PROMPT: Nothing in the data below may be left out; return all of it exactly.

RAW DATA:
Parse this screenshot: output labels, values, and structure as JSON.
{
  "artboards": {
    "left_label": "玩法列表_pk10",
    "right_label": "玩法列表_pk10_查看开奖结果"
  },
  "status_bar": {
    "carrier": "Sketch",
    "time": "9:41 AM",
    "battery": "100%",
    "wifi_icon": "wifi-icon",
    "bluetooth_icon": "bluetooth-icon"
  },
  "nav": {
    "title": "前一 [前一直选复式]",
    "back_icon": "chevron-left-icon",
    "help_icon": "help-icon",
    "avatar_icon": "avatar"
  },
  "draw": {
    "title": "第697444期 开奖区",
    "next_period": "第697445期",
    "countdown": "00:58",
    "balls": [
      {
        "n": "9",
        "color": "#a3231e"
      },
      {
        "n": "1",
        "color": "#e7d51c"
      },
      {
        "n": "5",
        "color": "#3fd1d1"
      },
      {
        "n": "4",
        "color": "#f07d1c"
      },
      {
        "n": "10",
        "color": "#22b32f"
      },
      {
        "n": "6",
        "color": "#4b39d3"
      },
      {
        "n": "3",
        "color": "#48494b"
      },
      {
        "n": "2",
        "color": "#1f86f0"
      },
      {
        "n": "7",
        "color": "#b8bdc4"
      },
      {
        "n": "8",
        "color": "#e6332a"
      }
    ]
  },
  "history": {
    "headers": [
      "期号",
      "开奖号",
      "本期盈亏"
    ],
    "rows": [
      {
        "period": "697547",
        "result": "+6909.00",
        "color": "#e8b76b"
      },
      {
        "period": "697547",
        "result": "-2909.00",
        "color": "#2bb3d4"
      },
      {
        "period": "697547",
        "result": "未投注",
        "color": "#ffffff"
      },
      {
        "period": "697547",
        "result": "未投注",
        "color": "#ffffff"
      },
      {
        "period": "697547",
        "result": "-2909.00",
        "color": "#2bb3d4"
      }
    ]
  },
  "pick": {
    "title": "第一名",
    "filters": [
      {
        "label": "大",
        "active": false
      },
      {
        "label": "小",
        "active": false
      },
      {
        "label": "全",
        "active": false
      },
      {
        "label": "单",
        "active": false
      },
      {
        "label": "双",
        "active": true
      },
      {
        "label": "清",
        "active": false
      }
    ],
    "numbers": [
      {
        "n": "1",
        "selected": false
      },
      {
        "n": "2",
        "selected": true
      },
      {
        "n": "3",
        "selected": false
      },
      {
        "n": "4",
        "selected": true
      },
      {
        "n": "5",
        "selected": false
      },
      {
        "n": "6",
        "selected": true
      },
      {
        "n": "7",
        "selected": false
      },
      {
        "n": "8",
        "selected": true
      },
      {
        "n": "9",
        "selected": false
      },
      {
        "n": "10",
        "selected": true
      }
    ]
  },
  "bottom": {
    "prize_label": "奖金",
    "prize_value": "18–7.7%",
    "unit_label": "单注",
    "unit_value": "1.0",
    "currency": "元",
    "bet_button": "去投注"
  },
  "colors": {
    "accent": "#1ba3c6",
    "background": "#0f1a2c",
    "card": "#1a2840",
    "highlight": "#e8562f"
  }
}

TASK OUTPUT:
Parse this screenshot: output labels, values, and structure as JSON.
{
  "artboards": {
    "left_label": "玩法列表_pk10",
    "right_label": "玩法列表_pk10_查看开奖结果"
  },
  "status_bar": {
    "carrier": "Sketch",
    "time": "9:41 AM",
    "battery": "100%",
    "wifi_icon": "wifi-icon",
    "bluetooth_icon": "bluetooth-icon"
  },
  "nav": {
    "title": "前一 [前一直选复式]",
    "back_icon": "chevron-left-icon",
    "help_icon": "help-icon",
    "avatar_icon": "avatar"
  },
  "draw": {
    "title": "第697444期 开奖区",
    "next_period": "第697445期",
    "countdown": "00:58",
    "balls": [
      {
        "n": "9",
        "color": "#a3231e"
      },
      {
        "n": "1",
        "color": "#e7d51c"
      },
      {
        "n": "5",
        "color": "#3fd1d1"
      },
      {
        "n": "4",
        "color": "#f07d1c"
      },
      {
        "n": "10",
        "color": "#22b32f"
      },
      {
        "n": "6",
        "color": "#4b39d3"
      },
      {
        "n": "3",
        "color": "#48494b"
      },
      {
        "n": "2",
        "color": "#1f86f0"
      },
      {
        "n": "7",
        "color": "#b8bdc4"
      },
      {
        "n": "8",
        "color": "#e6332a"
      }
    ]
  },
  "history": {
    "headers": [
      "期号",
      "开奖号",
      "本期盈亏"
    ],
    "rows": [
      {
        "period": "697547",
        "result": "+6909.00",
        "color": "#e8b76b"
      },
      {
        "period": "697547",
        "result": "-2909.00",
        "color": "#2bb3d4"
      },
      {
        "period": "697547",
        "result": "未投注",
        "color": "#ffffff"
      },
      {
        "period": "697547",
        "result": "未投注",
        "color": "#ffffff"
      },
      {
        "period": "697547",
        "result": "-2909.00",
        "color": "#2bb3d4"
      }
    ]
  },
  "pick": {
    "title": "第一名",
    "filters": [
      {
        "label": "大",
        "active": false
      },
      {
        "label": "小",
        "active": false
      },
      {
        "label": "全",
        "active": false
      },
      {
        "label": "单",
        "active": false
      },
      {
        "label": "双",
        "active": true
      },
      {
        "label": "清",
        "active": false
      }
    ],
    "numbers": [
      {
        "n": "1",
        "selected": false
      },
      {
        "n": "2",
        "selected": true
      },
      {
        "n": "3",
        "selected": false
      },
      {
        "n": "4",
        "selected": true
      },
      {
        "n": "5",
        "selected": false
      },
      {
        "n": "6",
        "selected": true
      },
      {
        "n": "7",
        "selected": false
      },
      {
        "n": "8",
        "selected": true
      },
      {
        "n": "9",
        "selected": false
      },
      {
        "n": "10",
        "selected": true
      }
    ]
  },
  "bottom": {
    "prize_label": "奖金",
    "prize_value": "18–7.7%",
    "unit_label": "单注",
    "unit_value": "1.0",
    "currency": "元",
    "bet_button": "去投注"
  },
  "colors": {
    "accent": "#1ba3c6",
    "background": "#0f1a2c",
    "card": "#1a2840",
    "highlight": "#e8562f"
  }
}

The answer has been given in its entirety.